What is expected. Set the images aside and retype the whole listing exactly.

----------

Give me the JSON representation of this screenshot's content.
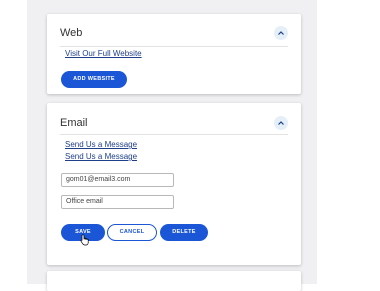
{
  "web_section": {
    "title": "Web",
    "link": "Visit Our Full Website",
    "add_button": "ADD WEBSITE"
  },
  "email_section": {
    "title": "Email",
    "links": [
      "Send Us a Message",
      "Send Us a Message"
    ],
    "email_value": "gom01@email3.com",
    "label_value": "Office email",
    "save_button": "SAVE",
    "cancel_button": "CANCEL",
    "delete_button": "DELETE"
  },
  "icons": {
    "collapse": "chevron-up-icon",
    "cursor": "hand-pointer-icon"
  },
  "colors": {
    "accent": "#1a56d6",
    "link": "#1f3f8a",
    "collapse_bg": "#e4eff8",
    "page_bg": "#f0f0f2"
  }
}
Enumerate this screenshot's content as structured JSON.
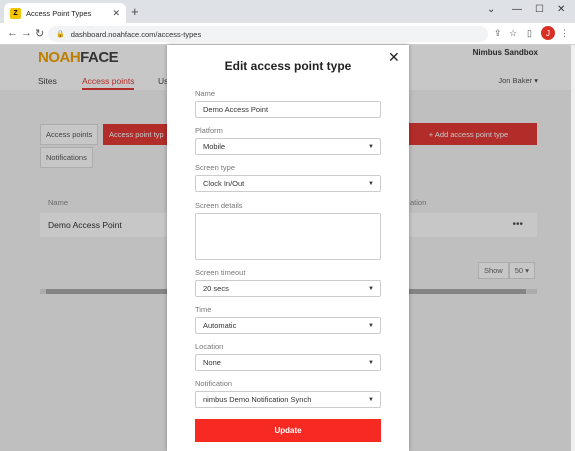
{
  "browser": {
    "tab_title": "Access Point Types",
    "url": "dashboard.noahface.com/access-types",
    "profile_initial": "J"
  },
  "app": {
    "logo_part1": "NOAH",
    "logo_part2": "FACE",
    "sandbox": "Nimbus Sandbox",
    "user": "Jon Baker ▾",
    "nav": [
      "Sites",
      "Access points",
      "Us"
    ],
    "subtabs": [
      "Access points",
      "Access point typ",
      "Notifications"
    ],
    "add_button": "+ Add access point type",
    "table_header_name": "Name",
    "table_header_loc": "ation",
    "row_name": "Demo Access Point",
    "show_label": "Show",
    "show_value": "50 ▾"
  },
  "modal": {
    "title": "Edit access point type",
    "fields": {
      "name_label": "Name",
      "name_value": "Demo Access Point",
      "platform_label": "Platform",
      "platform_value": "Mobile",
      "screen_type_label": "Screen type",
      "screen_type_value": "Clock In/Out",
      "screen_details_label": "Screen details",
      "screen_timeout_label": "Screen timeout",
      "screen_timeout_value": "20 secs",
      "time_label": "Time",
      "time_value": "Automatic",
      "location_label": "Location",
      "location_value": "None",
      "notification_label": "Notification",
      "notification_value": "nimbus Demo Notification Synch"
    },
    "update_label": "Update"
  },
  "colors": {
    "accent": "#e53935",
    "update": "#f62a22",
    "logo_orange": "#f4a300"
  }
}
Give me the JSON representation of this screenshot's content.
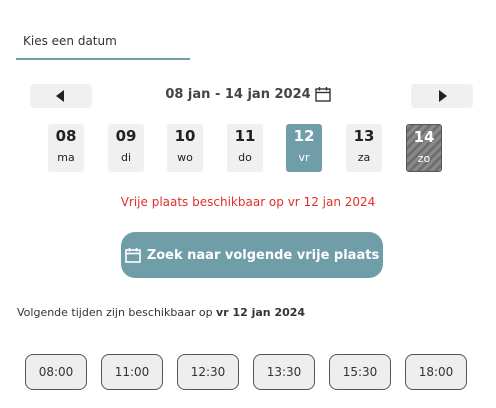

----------

Answer box.
Give me the JSON representation of this screenshot's content.
{
  "web_section": {
    "title": "Web",
    "link": "Visit Our Full Website",
    "add_button": "ADD WEBSITE"
  },
  "email_section": {
    "title": "Email",
    "links": [
      "Send Us a Message",
      "Send Us a Message"
    ],
    "email_value": "gom01@email3.com",
    "label_value": "Office email",
    "save_button": "SAVE",
    "cancel_button": "CANCEL",
    "delete_button": "DELETE"
  },
  "icons": {
    "collapse": "chevron-up-icon",
    "cursor": "hand-pointer-icon"
  },
  "colors": {
    "accent": "#1a56d6",
    "link": "#1f3f8a",
    "collapse_bg": "#e4eff8",
    "page_bg": "#f0f0f2"
  }
}
Enumerate this screenshot's content as structured JSON.
{
  "browser": {
    "tab_title": "Access Point Types",
    "url": "dashboard.noahface.com/access-types",
    "profile_initial": "J"
  },
  "app": {
    "logo_part1": "NOAH",
    "logo_part2": "FACE",
    "sandbox": "Nimbus Sandbox",
    "user": "Jon Baker ▾",
    "nav": [
      "Sites",
      "Access points",
      "Us"
    ],
    "subtabs": [
      "Access points",
      "Access point typ",
      "Notifications"
    ],
    "add_button": "+ Add access point type",
    "table_header_name": "Name",
    "table_header_loc": "ation",
    "row_name": "Demo Access Point",
    "show_label": "Show",
    "show_value": "50 ▾"
  },
  "modal": {
    "title": "Edit access point type",
    "fields": {
      "name_label": "Name",
      "name_value": "Demo Access Point",
      "platform_label": "Platform",
      "platform_value": "Mobile",
      "screen_type_label": "Screen type",
      "screen_type_value": "Clock In/Out",
      "screen_details_label": "Screen details",
      "screen_timeout_label": "Screen timeout",
      "screen_timeout_value": "20 secs",
      "time_label": "Time",
      "time_value": "Automatic",
      "location_label": "Location",
      "location_value": "None",
      "notification_label": "Notification",
      "notification_value": "nimbus Demo Notification Synch"
    },
    "update_label": "Update"
  },
  "colors": {
    "accent": "#e53935",
    "update": "#f62a22",
    "logo_orange": "#f4a300"
  }
}
Give me the JSON representation of this screenshot's content.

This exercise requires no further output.